Witcher 2: Kayran Fight Video

I was playing with FRAPS again so I figured that I would upload a video to YouTube for once. The Kayran fight (on normal difficulty that is) isn’t too hard once you figure out what to do. If anyone is having trouble, here you go: Immediately roll to the left and cast Yrden on the ground below where the smaller side tentacles hit the ground. Taunt the Kayran a bit, roll out of the when when he tries to bitch slap you and then whack on the node on the center of tentacle once it’s pinned to the ground. Stay back immediately afterwards and stay away from his mouth, he kind of freaks out for a couple of seconds after the tentacle is cut. Ignore the large tentacles in the center, you they are untrappable.

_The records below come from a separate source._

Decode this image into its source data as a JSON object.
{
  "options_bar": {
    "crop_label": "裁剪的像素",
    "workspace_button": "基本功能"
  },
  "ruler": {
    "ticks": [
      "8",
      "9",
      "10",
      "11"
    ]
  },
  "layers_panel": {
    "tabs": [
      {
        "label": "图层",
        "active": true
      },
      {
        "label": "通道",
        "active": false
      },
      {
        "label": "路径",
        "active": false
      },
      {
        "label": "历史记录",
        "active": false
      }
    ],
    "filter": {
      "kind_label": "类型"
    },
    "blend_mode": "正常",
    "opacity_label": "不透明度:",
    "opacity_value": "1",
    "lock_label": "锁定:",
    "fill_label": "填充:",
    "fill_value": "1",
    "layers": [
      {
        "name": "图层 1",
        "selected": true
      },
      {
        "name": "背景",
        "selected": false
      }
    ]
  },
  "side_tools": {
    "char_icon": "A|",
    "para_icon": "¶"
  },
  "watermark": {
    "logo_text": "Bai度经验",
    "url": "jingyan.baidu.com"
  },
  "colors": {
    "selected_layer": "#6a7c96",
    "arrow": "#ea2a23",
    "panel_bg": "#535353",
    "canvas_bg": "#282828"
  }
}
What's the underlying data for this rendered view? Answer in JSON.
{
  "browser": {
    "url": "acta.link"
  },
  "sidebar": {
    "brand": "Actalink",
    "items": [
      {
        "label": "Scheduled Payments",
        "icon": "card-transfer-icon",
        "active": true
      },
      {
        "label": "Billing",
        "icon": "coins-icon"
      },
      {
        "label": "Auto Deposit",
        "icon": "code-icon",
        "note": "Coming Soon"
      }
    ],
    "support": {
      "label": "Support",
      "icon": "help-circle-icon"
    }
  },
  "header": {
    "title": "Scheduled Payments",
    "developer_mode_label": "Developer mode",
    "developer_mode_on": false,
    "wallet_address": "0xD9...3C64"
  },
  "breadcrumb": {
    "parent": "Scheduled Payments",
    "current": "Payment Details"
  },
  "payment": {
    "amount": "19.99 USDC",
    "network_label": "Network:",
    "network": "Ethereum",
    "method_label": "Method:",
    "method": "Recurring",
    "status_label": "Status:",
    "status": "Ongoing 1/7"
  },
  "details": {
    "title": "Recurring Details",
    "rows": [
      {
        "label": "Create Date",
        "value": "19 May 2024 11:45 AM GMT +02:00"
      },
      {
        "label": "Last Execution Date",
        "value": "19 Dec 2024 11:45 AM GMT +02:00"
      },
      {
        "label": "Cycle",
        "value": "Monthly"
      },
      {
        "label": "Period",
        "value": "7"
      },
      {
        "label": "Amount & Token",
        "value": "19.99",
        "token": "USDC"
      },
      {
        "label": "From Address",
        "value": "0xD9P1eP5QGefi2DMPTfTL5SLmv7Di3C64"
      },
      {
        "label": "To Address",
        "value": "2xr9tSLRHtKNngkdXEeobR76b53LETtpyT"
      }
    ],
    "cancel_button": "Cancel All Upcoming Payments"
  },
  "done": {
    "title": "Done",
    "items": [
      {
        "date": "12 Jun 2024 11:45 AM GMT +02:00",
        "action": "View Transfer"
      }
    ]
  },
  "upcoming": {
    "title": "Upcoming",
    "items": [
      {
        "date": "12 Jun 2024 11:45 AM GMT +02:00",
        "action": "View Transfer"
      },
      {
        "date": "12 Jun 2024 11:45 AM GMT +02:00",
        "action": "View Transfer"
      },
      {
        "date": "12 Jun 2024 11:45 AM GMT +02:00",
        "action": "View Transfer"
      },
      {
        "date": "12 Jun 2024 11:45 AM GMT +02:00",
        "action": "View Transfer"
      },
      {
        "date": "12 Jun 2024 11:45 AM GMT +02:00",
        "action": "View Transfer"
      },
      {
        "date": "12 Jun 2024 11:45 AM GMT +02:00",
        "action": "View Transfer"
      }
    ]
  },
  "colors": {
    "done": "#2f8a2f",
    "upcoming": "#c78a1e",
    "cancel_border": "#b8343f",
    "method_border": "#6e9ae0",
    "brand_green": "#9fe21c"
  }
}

Repeat for the other small tentacle on the left side then repeat the same series of actions on the right side small tentacles. At some point he will try to sweep you with one of the larger tentacles, leading to a series of quick time events. Click your right mouse button to grab on, then spam the left mouse button. Immediately after that start spamming your space bar. The QTE event for that bit flashes off really quickly. Once you hit the ground, head leftwards and climb the bit of fallen wall. Keep Quen up if you think that you will get hit.

By the way, for those who like this sort of thing, here are my system specs: Windows 7 64-bit, core i7-860, 8GB RAM, 1GB ATI Radeon HD 6870, 1920×1080. When FRAPS isn’t recording, my average FPS is at around 40 to 45ish or so. Sometimes more, sometimes less depending on the environment and situation. My GPU temperature hovers at around 70 degrees Celsius, 100% usage, 39% fanspeed.

Settings wise, everything is maxed out at Ultra in this video except for the following: UltraSampling, vignette (I dislike the effect) and bloom are disabled. Both shadowing options are set to “high”. I didn’t see much of a difference between high and ultra. I am still up in the air about bloom; I like it when the sun is filtering through the trees in Chapter 1 and during many of the outdoors areas but it seems way overdone indoors and on characters. Also, setting smoothness to 0 in the .ini config file helped to reduce mouse lag.